US6666983Oct 3, 2002Dec 23, 2003Ppg Industries Ohio, Inc.Patterned coated articles and methods for producing the same
US6838159Jan 9, 2003Jan 4, 2005Cardinal Glass Industries, Inc.High transmittance, low emissivity coatings for substrates
US7060359Jan 3, 2005Jun 13, 2006Cardinal Cg CompanyHigh transmittance, low emissivity coatings for substrates
US7063893Apr 25, 2003Jun 20, 2006Cardinal Cg CompanyLow-emissivity coating having low solar reflectance
US7067195Apr 25, 2003Jun 27, 2006Cardinal Cg CompanyCoatings having low emissivity and low solar reflectance
US7122252May 14, 2003Oct 17, 2006Cardinal Cg CompanyHigh shading performance coatings
US7138182Jul 31, 2003Nov 21, 2006Cardinal Cg CompayTemperable high shading performance coatings
US7534497Oct 5, 2006May 19, 2009Cardinal Cg CompanyTemperable high shading performance coatings
US7588829May 28, 2003Sep 15, 2009Ppg Industries Ohio, Inc.Article having an aesthetic coating
US7670641Apr 28, 2006Mar 2, 2010Cardinal Cg CompanyCoatings having low emissivity and low solar reflectance
US7687149Sep 8, 2006Mar 30, 2010Cardinal Cg CompanyHigh shading performance coatings
US7758915Apr 28, 2006Jul 20, 2010Cardinal Cg CompanyLow-emissivity coating having low solar reflectance
US7807248Aug 14, 2007Oct 5, 2010Cardinal Cg CompanySolar control low-emissivity coatings
US8017244Jul 16, 2004Sep 13, 2011Agc Flat Glass Europe SaCoated substrate with a very low solar factor
US20040071985 *Jul 31, 2003Apr 15, 2004Krisko Annette J.Temperable high shading performance coatings
WO2012013787A2 *Jul 29, 2011Feb 2, 2012Agc Glass EuropeGlass substrate with interference colouration for a facing panel
WO2012013796A2 *Jul 29, 2011Feb 2, 2012Agc Glass EuropeGlass substrate with interference colouration for a facing panel
Classifications
U.S. Classification428/627, 428/432, 428/633, 428/632, 428/412, 428/469, 204/192.27
International ClassificationF24J2/40, C23C14/18, C23C14/00, C23C14/08, C03C17/36, C23C14/06, C23C28/00

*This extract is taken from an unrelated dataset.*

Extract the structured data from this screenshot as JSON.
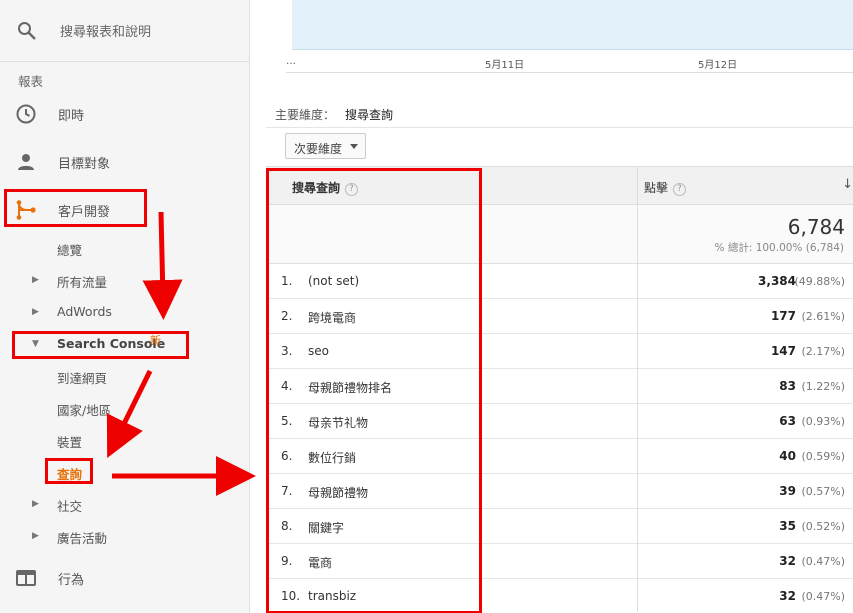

Cooperative ClassificationY10T428/31507, C23C14/087, Y02E10/40, C23C14/18, Y02B10/20, C23C14/0015, C03C17/3607, F24J2/407, Y10T428/12576, Y10T428/12618, C03C17/3681, C03C17/3626, C03C17/366, C23C14/085, C03C17/3652, C03C17/3613, C03C17/36, Y10T428/12611, C03C17/3642
European ClassificationC23C14/00E, C23C14/08J, C23C14/08N, C03C17/36, C23C14/18, F24J2/40D, C03C17/36B356, C03C17/36B332, C03C17/36B316, C03C17/36B352L, C03C17/36B346, C03C17/36B312, C03C17/36B340
Legal Events
DateCodeEventDescription
Dec 17, 1984ASAssignment
Owner name: PPG INDUSTRIES, INC., PITTSBURGH, PA., CORP. OF PA
Free format text: ASSIGNMENT OF ASSIGNORS INTEREST.;ASSIGNOR:CRISS, RUSSELL C.;REEL/FRAME:004347/0842
Effective date: 19841211
Jun 21, 1993FPAYFee payment
Year of fee payment: 4
Jun 11, 1997FPAYFee payment
Year of fee payment: 8
Feb 9, 1999ASAssignment
Owner name: PPG INDUSTRIES OHIO, INC., OHIO
Free format text: ASSIGNMENT OF ASSIGNORS INTEREST;ASSIGNOR:PPG INDUSTRIES, INC.;REEL/FRAME:009737/0591
Effective date: 19990204
Aug 17, 2001FPAYFee payment
Year of fee payment: 12
Mar 24, 2014ASAssignment
Owner name: PPG INDUSTRIES OHIO, INC., OHIO
Free format text: CORRECTIVE ASSIGNMENT TO CORRECT INCORRECT PROPERTY NUMBERS 08/666726;08/942182;08/984387;08/990890;5645767;5698141;5723072;5744070;5753146;5783116;5808063;5811034 PREVIOUSLY RECORDED ON REEL 009737 FRAME 0591. ASSIGNOR(S) HEREBY CONFIRMS THE ASSIGNMENT;ASSIGNOR:PPG INDUSTRIES, INC.;REEL/FRAME:032513/0174
Effective date: 19990204